◆ **WHAT TO WORK ON**:
The entries are to be printed again word for word, but no picture may appear.

◆ **WORKING DATA**:
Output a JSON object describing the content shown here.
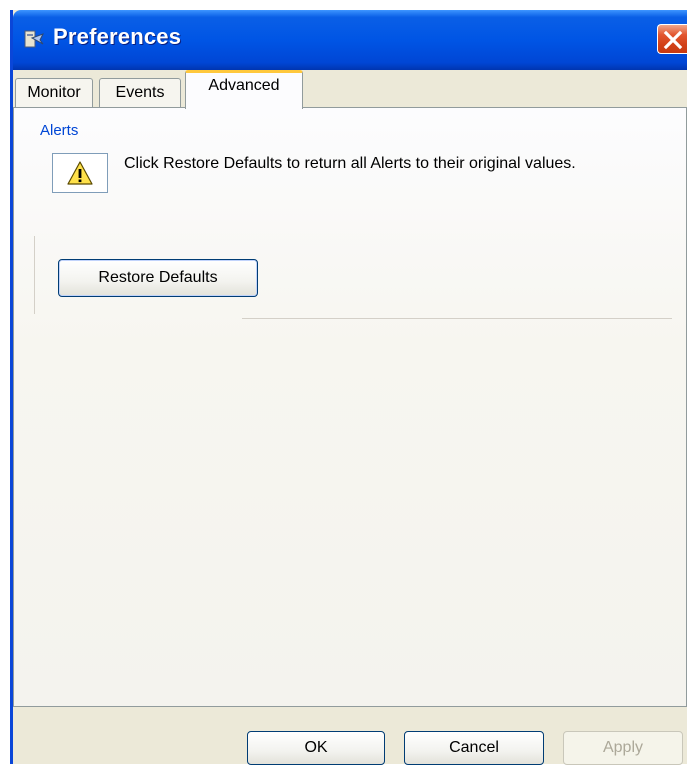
{
  "window": {
    "title": "Preferences"
  },
  "tabs": [
    {
      "label": "Monitor",
      "active": false
    },
    {
      "label": "Events",
      "active": false
    },
    {
      "label": "Advanced",
      "active": true
    }
  ],
  "alerts": {
    "section_title": "Alerts",
    "message": "Click Restore Defaults to return all Alerts to their original values.",
    "restore_button": "Restore Defaults"
  },
  "footer": {
    "ok": "OK",
    "cancel": "Cancel",
    "apply": "Apply"
  },
  "colors": {
    "titlebar": "#0055E5",
    "section_title": "#0046D5",
    "close_button": "#D24118",
    "active_tab_highlight": "#FFC83C"
  }
}
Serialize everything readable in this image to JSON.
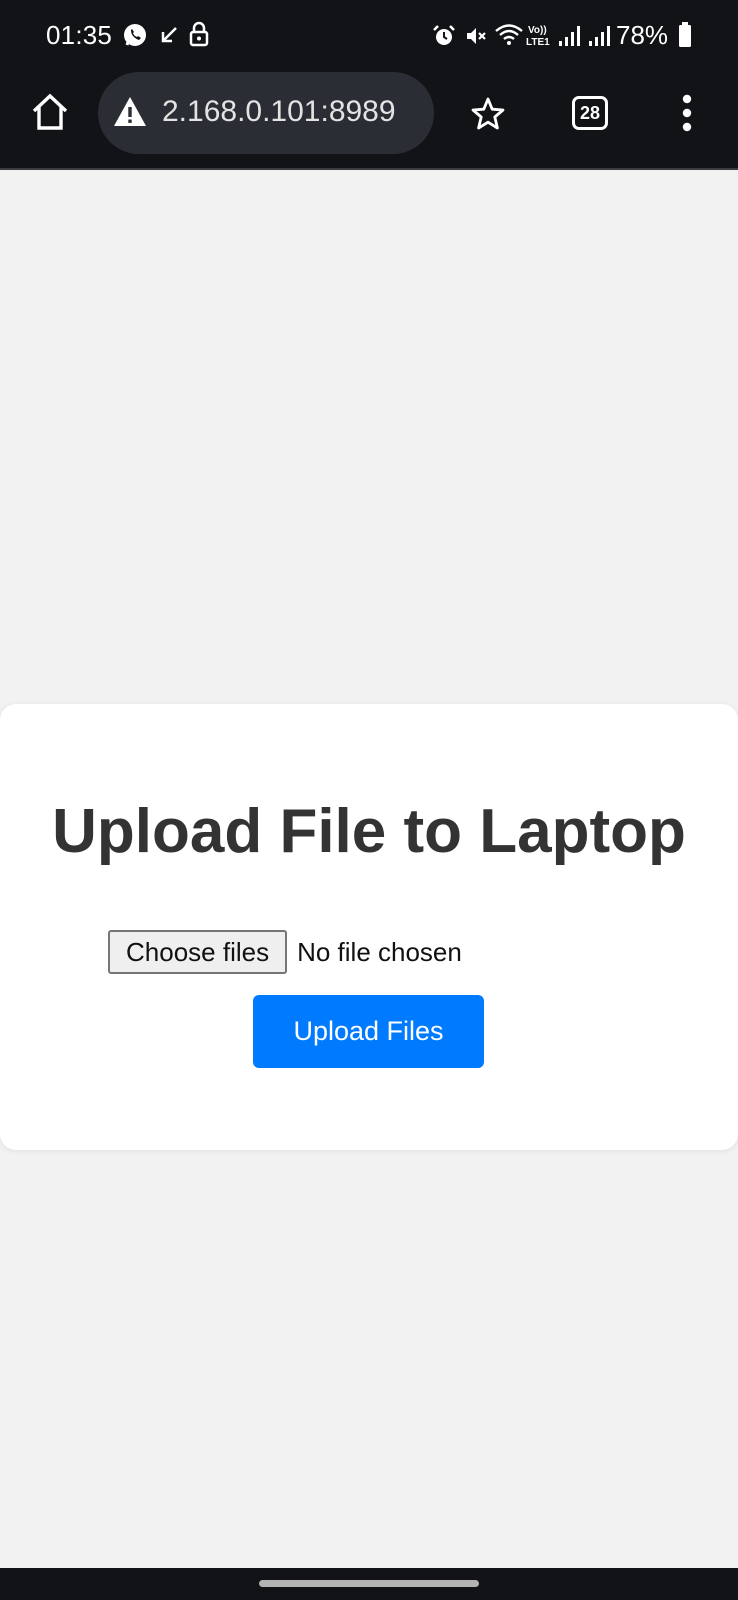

◆ **WRITTEN RESPONSE**:
Output a JSON object describing the content shown here.
{
  "window": {
    "title": "Preferences"
  },
  "tabs": [
    {
      "label": "Monitor",
      "active": false
    },
    {
      "label": "Events",
      "active": false
    },
    {
      "label": "Advanced",
      "active": true
    }
  ],
  "alerts": {
    "section_title": "Alerts",
    "message": "Click Restore Defaults to return all Alerts to their original values.",
    "restore_button": "Restore Defaults"
  },
  "footer": {
    "ok": "OK",
    "cancel": "Cancel",
    "apply": "Apply"
  },
  "colors": {
    "titlebar": "#0055E5",
    "section_title": "#0046D5",
    "close_button": "#D24118",
    "active_tab_highlight": "#FFC83C"
  }
}
Serialize everything readable in this image to JSON.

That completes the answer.